◆ Problem description: Copy out lines with the word "content" from the material that follows.

◆ Records for this task:
* * *

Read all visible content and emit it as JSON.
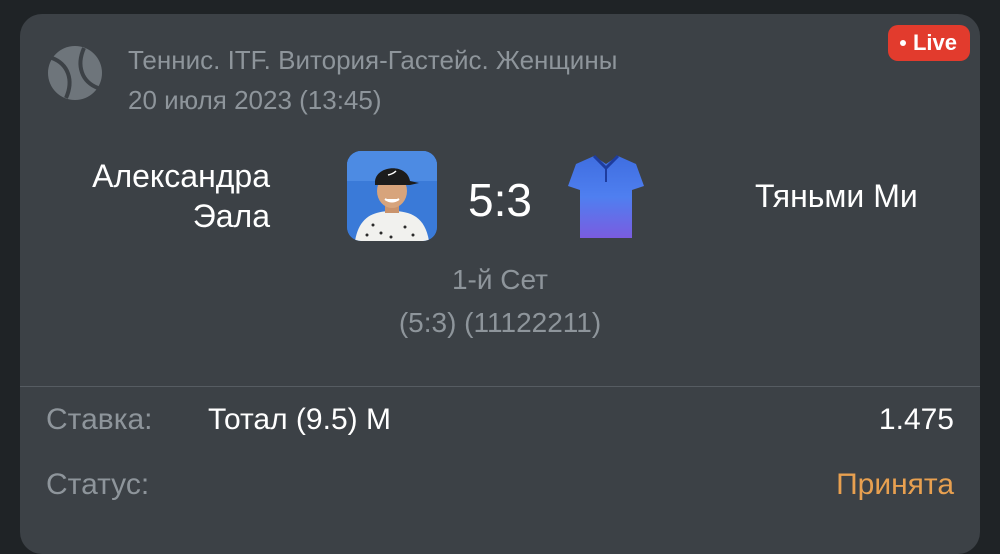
{
  "header": {
    "sport_icon": "tennis-ball-icon",
    "tournament": "Теннис. ITF. Витория-Гастейс. Женщины",
    "date": "20 июля 2023 (13:45)",
    "live_label": "Live"
  },
  "match": {
    "player_left": {
      "first_name": "Александра",
      "last_name": "Эала",
      "avatar_icon": "player-photo"
    },
    "player_right": {
      "name": "Тяньми Ми",
      "avatar_icon": "blue-shirt-icon"
    },
    "score": "5:3",
    "set_label": "1-й Сет",
    "set_detail": "(5:3)  (11122211)"
  },
  "bet": {
    "label": "Ставка:",
    "value": "Тотал (9.5) М",
    "odds": "1.475"
  },
  "status": {
    "label": "Статус:",
    "value": "Принята"
  },
  "colors": {
    "card_bg": "#3c4146",
    "live_badge": "#e23b2d",
    "status_accepted": "#e8a050",
    "muted_text": "#8e959b"
  }
}
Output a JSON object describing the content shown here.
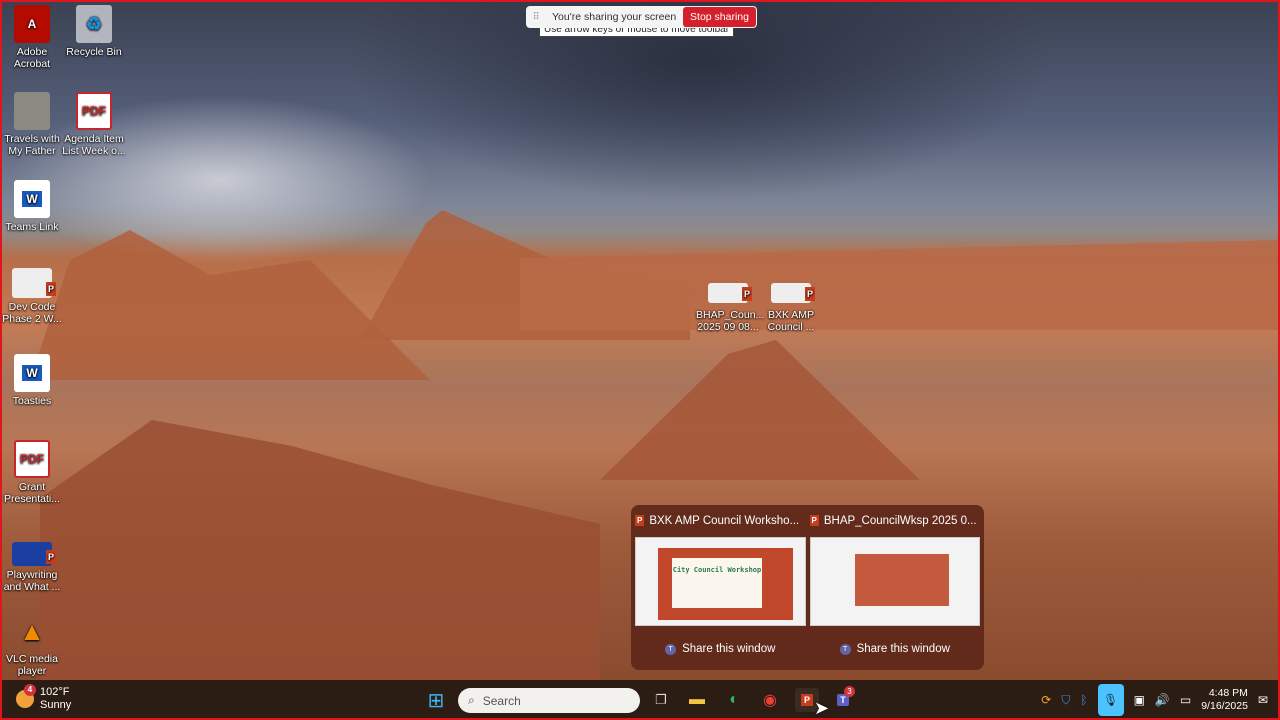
{
  "share_toolbar": {
    "message": "You're sharing your screen",
    "stop_label": "Stop sharing",
    "tooltip": "Use arrow keys or mouse to move toolbar"
  },
  "desktop_icons": [
    {
      "label": "Adobe Acrobat",
      "type": "acrobat"
    },
    {
      "label": "Recycle Bin",
      "type": "recycle"
    },
    {
      "label": "Travels with My Father",
      "type": "photo"
    },
    {
      "label": "Agenda Item List Week o...",
      "type": "pdf"
    },
    {
      "label": "Teams Link",
      "type": "word"
    },
    {
      "label": "Dev Code Phase 2 W...",
      "type": "ppt"
    },
    {
      "label": "Toasties",
      "type": "word"
    },
    {
      "label": "Grant Presentati...",
      "type": "pdf"
    },
    {
      "label": "Playwriting and What ...",
      "type": "ppt"
    },
    {
      "label": "VLC media player",
      "type": "vlc"
    },
    {
      "label": "BHAP_Coun... 2025 09 08...",
      "type": "ppt"
    },
    {
      "label": "BXK AMP Council ...",
      "type": "ppt"
    }
  ],
  "taskbar_preview": {
    "windows": [
      {
        "title": "BXK AMP Council Worksho...",
        "slide_title": "City Council Workshop",
        "share_label": "Share this window"
      },
      {
        "title": "BHAP_CouncilWksp 2025 0...",
        "share_label": "Share this window"
      }
    ]
  },
  "taskbar": {
    "weather": {
      "temp": "102°F",
      "condition": "Sunny",
      "badge": "4"
    },
    "search_placeholder": "Search",
    "teams_badge": "3",
    "clock": {
      "time": "4:48 PM",
      "date": "9/16/2025"
    }
  }
}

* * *

◆ Task response:
Read all visible content and emit it as JSON.
Output a JSON object describing the content shown here.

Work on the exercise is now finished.